Improving nutrition through African Orphan Crops
Officially launched at the Clinton Global Initiative meetings in 2011, the AOCC is an international effort to improve the nutrition, productivity and climatic adaptability of some of Africa’s most important food crops, helping to decrease the malnutrition and stunting rife among the continent’s rural children.
AOCC’s goal is to sequence, assemble and annotate the genomes of 100 traditional African food crops, which would enable higher nutritional content for society over the decades to come. The resulting information will be put into the public domain, with the endorsement of the African Union.
Crops targeted for improvement
The focus crops are grown in all parts of Africa, but are referred to as “orphan crops” because, not being economically important on global markets, they have been largely ignored by researchers.
This includes, but is not limited to, crops like: Marula, Ethiopian mustard, Baobab, African eggplant, Egusi, Amaranth, Bananas (matoke), Moringa.
How will the AOCC improve these crops?
The AOCC will sequence, assemble and annotate the genomes of 100 neglected food crop species important to African farm family livelihoods and nutrition, a list chosen largely by African scientists. Early sequencing was carried out by the Beijing Genomic institute. The resulting data will not only be publically released, but will be worked on by researchers and breeders in Africa and elsewhere, and improved seeds will be provided to farmers all over Africa.
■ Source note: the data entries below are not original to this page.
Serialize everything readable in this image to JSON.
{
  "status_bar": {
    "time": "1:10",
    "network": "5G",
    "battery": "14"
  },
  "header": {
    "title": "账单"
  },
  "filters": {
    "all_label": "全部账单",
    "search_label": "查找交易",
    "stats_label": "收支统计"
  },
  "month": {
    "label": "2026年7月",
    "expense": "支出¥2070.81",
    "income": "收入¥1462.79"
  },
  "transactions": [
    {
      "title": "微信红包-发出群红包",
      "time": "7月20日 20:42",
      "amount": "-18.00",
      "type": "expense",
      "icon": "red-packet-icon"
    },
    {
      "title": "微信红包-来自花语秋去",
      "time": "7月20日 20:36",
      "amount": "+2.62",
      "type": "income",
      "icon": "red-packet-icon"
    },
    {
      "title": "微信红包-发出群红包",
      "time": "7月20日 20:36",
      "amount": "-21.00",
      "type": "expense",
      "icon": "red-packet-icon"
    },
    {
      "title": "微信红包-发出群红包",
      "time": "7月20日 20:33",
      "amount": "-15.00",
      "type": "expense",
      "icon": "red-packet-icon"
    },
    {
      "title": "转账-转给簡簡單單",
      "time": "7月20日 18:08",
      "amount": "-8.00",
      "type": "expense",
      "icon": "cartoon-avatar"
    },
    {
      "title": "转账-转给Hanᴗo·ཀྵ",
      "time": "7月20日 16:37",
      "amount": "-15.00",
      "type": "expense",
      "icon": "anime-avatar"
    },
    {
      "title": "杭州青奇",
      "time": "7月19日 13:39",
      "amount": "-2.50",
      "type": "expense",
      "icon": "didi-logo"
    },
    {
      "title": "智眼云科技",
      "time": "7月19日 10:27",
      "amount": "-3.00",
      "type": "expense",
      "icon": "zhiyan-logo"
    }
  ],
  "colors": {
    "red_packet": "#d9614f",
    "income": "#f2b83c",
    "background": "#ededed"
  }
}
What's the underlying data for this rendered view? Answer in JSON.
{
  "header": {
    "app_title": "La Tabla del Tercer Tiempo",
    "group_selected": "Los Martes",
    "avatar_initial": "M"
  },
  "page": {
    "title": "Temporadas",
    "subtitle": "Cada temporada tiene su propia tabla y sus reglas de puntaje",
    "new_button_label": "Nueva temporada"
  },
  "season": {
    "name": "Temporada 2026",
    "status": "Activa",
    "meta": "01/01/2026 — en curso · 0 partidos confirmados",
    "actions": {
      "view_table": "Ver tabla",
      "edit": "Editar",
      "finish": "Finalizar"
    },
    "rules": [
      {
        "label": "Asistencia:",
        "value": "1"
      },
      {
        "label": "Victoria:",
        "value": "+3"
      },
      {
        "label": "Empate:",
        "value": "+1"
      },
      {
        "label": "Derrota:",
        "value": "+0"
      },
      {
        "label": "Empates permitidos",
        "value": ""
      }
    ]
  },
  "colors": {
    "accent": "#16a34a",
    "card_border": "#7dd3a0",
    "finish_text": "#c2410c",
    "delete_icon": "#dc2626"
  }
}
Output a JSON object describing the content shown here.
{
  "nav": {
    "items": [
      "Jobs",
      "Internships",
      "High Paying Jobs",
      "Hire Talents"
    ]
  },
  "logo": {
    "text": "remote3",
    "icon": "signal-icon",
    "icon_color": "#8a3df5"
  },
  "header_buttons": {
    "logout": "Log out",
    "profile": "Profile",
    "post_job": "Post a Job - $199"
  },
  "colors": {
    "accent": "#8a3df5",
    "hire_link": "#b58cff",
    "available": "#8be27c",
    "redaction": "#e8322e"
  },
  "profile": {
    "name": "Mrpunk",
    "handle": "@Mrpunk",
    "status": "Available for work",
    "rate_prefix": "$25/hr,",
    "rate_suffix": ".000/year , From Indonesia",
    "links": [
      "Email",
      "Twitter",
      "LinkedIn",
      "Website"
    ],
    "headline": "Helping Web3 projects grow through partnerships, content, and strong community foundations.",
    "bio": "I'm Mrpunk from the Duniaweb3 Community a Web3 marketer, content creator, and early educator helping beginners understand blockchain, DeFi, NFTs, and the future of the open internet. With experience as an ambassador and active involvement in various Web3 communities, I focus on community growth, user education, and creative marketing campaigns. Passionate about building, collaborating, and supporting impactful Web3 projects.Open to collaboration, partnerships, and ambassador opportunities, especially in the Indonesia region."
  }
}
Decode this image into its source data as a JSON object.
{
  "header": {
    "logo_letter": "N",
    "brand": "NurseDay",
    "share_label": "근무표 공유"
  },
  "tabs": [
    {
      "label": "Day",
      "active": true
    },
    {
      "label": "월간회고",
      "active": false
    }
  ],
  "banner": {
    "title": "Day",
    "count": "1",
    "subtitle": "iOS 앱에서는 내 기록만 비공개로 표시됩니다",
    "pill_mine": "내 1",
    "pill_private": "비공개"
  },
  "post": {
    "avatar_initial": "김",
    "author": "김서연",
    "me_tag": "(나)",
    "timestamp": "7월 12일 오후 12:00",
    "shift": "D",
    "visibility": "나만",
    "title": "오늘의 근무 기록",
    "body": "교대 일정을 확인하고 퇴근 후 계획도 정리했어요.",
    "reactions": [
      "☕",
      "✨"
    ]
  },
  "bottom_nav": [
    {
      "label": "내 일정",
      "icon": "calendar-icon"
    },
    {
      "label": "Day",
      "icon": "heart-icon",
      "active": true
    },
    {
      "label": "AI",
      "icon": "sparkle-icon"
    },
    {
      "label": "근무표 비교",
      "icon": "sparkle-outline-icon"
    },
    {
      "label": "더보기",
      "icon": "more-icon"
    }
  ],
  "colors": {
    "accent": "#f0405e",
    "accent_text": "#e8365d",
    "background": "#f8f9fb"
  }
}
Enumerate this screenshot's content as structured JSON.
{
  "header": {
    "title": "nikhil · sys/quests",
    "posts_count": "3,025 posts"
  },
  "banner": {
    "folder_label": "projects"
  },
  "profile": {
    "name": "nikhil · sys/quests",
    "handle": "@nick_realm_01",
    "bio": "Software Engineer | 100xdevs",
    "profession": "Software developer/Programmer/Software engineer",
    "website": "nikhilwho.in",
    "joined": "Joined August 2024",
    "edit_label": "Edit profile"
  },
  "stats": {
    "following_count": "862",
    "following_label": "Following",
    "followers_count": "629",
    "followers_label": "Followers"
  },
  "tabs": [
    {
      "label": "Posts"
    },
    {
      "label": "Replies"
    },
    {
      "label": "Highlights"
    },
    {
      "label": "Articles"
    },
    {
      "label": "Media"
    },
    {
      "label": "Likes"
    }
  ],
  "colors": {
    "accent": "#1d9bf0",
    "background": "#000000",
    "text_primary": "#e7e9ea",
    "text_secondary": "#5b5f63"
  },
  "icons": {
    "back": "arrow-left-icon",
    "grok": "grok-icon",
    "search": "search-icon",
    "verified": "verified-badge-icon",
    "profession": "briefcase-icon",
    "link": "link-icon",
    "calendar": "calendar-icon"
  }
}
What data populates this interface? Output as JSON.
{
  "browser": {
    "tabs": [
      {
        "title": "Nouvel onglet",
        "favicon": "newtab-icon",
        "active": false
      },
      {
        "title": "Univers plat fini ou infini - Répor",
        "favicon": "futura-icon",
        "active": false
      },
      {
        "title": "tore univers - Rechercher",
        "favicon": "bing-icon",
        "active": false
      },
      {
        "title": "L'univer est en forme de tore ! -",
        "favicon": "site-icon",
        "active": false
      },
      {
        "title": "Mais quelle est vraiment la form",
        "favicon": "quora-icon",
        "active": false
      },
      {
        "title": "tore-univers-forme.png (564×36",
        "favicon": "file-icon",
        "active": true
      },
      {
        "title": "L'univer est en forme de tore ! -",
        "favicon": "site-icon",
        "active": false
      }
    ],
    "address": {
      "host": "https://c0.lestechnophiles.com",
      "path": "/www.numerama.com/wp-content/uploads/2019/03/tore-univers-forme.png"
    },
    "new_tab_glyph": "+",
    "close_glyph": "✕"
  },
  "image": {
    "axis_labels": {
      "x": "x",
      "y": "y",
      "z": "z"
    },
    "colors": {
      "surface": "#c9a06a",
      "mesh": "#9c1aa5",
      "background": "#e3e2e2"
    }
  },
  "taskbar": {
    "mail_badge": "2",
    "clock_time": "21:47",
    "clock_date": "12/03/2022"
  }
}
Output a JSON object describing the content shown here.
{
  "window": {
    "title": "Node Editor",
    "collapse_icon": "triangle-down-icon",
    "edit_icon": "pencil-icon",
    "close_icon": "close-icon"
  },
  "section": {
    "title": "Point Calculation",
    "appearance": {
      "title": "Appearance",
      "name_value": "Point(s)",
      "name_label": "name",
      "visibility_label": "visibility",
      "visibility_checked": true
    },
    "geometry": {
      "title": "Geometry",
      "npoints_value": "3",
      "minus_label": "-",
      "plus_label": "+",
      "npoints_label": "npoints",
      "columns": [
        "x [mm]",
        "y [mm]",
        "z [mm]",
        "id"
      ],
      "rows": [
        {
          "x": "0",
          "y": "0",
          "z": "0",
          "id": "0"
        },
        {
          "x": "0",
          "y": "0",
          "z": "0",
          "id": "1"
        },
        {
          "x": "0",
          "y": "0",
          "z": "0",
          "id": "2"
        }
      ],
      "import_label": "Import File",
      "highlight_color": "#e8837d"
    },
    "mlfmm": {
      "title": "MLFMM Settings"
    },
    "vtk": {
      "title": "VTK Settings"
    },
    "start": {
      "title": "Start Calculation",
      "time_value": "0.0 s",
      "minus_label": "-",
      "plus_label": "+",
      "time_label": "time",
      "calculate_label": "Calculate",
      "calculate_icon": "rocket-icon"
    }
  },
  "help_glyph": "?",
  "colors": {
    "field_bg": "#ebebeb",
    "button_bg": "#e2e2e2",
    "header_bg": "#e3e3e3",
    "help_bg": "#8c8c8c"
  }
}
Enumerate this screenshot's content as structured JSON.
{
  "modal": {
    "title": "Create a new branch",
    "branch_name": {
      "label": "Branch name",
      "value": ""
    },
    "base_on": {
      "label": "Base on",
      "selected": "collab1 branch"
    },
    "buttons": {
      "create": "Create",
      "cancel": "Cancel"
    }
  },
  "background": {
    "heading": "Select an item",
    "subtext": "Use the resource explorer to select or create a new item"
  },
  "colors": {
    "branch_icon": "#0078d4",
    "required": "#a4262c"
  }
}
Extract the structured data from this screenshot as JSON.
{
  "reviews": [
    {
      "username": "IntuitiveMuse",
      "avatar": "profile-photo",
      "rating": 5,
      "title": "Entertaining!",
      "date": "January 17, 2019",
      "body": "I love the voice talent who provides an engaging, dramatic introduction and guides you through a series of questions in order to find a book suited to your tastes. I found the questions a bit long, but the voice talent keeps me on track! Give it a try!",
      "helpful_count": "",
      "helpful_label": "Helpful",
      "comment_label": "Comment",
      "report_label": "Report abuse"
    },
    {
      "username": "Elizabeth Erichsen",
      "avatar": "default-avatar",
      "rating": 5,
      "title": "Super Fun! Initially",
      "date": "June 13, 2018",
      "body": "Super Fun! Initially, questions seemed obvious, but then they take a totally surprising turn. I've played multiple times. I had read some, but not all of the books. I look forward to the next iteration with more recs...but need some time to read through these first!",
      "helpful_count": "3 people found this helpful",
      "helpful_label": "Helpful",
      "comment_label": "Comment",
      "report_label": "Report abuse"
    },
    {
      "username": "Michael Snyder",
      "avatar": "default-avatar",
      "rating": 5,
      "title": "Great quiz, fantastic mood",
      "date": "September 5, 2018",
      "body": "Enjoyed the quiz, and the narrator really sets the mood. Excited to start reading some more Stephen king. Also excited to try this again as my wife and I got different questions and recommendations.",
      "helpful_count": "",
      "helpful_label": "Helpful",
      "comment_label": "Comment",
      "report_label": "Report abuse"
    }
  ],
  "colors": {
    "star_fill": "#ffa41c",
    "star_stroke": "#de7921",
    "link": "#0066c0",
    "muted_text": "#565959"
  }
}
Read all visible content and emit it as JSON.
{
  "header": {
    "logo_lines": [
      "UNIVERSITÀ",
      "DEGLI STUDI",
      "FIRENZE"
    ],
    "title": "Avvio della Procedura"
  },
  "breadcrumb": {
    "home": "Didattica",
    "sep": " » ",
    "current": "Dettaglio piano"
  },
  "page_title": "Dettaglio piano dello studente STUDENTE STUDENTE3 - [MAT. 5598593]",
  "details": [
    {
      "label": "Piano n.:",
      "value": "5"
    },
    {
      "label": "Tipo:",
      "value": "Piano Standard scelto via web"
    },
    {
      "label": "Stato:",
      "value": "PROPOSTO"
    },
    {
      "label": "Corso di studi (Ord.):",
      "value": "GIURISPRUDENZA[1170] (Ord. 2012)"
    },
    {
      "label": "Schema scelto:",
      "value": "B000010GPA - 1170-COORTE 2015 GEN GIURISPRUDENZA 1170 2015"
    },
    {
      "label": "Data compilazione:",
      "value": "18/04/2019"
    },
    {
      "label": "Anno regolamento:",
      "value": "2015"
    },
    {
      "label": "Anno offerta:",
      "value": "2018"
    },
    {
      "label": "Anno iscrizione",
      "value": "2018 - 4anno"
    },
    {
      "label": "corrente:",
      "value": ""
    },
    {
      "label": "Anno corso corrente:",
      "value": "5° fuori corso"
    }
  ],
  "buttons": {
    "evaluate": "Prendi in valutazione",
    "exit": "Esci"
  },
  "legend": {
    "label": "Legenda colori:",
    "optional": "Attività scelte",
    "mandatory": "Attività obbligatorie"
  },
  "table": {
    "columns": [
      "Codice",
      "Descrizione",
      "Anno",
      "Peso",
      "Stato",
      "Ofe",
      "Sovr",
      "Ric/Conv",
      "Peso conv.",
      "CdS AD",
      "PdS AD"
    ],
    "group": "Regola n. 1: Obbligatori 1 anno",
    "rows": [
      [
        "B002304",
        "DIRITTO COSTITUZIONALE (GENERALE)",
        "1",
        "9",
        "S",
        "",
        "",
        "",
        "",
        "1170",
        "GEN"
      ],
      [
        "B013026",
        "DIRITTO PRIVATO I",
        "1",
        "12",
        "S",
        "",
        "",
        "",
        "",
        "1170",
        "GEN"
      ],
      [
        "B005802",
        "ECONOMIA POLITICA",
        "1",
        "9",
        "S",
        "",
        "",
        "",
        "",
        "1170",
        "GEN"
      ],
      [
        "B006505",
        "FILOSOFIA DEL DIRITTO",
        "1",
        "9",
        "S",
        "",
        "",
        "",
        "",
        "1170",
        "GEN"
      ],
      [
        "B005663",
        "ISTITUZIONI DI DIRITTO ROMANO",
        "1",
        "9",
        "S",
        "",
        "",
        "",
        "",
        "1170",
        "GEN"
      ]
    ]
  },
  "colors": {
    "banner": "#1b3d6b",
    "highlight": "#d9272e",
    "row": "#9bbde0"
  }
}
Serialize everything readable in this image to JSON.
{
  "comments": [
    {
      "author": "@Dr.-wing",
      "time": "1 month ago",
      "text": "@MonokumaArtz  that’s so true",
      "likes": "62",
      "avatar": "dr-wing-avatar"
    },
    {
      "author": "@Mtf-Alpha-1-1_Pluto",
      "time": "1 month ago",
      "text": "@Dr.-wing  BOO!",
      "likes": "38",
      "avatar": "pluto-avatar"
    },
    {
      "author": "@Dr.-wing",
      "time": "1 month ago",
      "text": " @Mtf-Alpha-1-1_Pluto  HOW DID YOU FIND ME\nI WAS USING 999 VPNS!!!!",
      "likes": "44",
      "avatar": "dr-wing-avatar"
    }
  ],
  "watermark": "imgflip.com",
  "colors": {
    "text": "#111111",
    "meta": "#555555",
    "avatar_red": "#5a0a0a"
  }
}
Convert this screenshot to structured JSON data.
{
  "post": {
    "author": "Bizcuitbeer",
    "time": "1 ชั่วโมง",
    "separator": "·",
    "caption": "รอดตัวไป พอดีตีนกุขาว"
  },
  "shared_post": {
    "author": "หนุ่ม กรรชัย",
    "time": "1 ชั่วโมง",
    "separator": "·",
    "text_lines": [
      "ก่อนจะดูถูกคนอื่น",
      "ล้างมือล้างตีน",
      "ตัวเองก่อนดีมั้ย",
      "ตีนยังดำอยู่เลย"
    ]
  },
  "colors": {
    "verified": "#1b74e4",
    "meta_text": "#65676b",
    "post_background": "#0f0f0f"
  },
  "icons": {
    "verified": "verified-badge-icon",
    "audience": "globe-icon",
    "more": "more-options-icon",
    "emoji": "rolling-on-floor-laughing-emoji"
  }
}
How will the AOCC get this information to farmers?
The AOCC created the African Plant Breeding Academy, which is establishing facilities at the World Agroforestry Centre in Kenya and at a location in West Africa. The academy will train 250 plant breeding scientists and 500 technicians over five years.Learn more about Cocoa Sustainability.